Website and app data records:
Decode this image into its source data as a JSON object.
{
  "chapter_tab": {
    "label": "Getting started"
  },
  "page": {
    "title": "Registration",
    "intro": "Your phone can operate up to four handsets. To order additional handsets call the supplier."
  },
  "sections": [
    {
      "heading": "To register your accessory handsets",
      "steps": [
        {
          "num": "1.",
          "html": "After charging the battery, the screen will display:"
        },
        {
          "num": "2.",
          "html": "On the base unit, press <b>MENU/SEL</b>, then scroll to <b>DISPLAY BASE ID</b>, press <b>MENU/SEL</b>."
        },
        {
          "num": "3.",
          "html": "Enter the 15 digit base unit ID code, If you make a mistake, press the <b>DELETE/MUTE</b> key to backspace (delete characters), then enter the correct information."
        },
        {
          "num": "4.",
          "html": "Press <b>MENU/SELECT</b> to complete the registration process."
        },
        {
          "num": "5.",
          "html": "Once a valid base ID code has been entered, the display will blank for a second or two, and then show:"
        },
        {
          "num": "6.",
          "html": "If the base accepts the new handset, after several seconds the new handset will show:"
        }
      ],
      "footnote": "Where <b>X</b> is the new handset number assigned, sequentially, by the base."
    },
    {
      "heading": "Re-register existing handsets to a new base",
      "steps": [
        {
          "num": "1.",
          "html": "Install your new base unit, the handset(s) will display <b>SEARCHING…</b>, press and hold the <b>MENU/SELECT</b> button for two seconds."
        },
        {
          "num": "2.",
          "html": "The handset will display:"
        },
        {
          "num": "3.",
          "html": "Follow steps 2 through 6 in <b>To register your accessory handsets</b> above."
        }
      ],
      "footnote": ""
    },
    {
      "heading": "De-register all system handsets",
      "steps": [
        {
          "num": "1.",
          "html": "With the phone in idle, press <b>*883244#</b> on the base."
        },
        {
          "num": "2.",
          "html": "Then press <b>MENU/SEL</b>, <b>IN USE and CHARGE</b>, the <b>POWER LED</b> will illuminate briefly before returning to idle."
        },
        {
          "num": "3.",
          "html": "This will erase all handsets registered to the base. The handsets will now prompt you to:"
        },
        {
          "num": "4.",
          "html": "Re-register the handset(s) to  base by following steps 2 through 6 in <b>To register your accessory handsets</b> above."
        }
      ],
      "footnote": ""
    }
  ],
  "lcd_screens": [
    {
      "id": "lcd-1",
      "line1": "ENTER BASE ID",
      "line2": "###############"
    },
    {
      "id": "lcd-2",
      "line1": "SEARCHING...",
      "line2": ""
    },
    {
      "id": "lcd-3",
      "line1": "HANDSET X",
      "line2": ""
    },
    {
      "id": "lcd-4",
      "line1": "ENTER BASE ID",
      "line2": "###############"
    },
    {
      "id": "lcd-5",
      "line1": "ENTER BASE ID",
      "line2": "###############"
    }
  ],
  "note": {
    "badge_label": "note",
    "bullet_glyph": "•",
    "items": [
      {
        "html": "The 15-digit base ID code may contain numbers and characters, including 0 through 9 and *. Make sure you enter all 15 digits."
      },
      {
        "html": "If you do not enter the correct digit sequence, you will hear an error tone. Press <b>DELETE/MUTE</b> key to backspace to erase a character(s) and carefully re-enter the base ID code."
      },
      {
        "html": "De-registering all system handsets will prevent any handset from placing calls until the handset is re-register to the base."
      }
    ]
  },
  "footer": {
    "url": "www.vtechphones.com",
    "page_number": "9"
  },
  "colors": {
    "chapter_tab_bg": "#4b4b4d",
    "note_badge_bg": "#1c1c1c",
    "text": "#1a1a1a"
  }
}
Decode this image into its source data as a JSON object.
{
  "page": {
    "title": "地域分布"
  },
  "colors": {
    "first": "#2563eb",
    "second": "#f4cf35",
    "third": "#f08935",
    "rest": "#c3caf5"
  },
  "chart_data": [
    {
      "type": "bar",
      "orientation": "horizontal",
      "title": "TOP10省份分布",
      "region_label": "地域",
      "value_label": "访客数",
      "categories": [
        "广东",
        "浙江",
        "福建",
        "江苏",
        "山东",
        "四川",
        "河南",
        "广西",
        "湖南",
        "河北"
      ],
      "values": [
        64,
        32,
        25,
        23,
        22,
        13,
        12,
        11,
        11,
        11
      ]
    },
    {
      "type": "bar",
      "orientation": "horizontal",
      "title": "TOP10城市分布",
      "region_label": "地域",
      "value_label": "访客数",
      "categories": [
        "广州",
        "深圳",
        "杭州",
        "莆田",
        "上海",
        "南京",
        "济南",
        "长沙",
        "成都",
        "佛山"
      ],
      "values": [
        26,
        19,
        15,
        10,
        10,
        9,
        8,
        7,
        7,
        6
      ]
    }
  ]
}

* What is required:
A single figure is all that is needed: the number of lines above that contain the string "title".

* Answer to this task:
4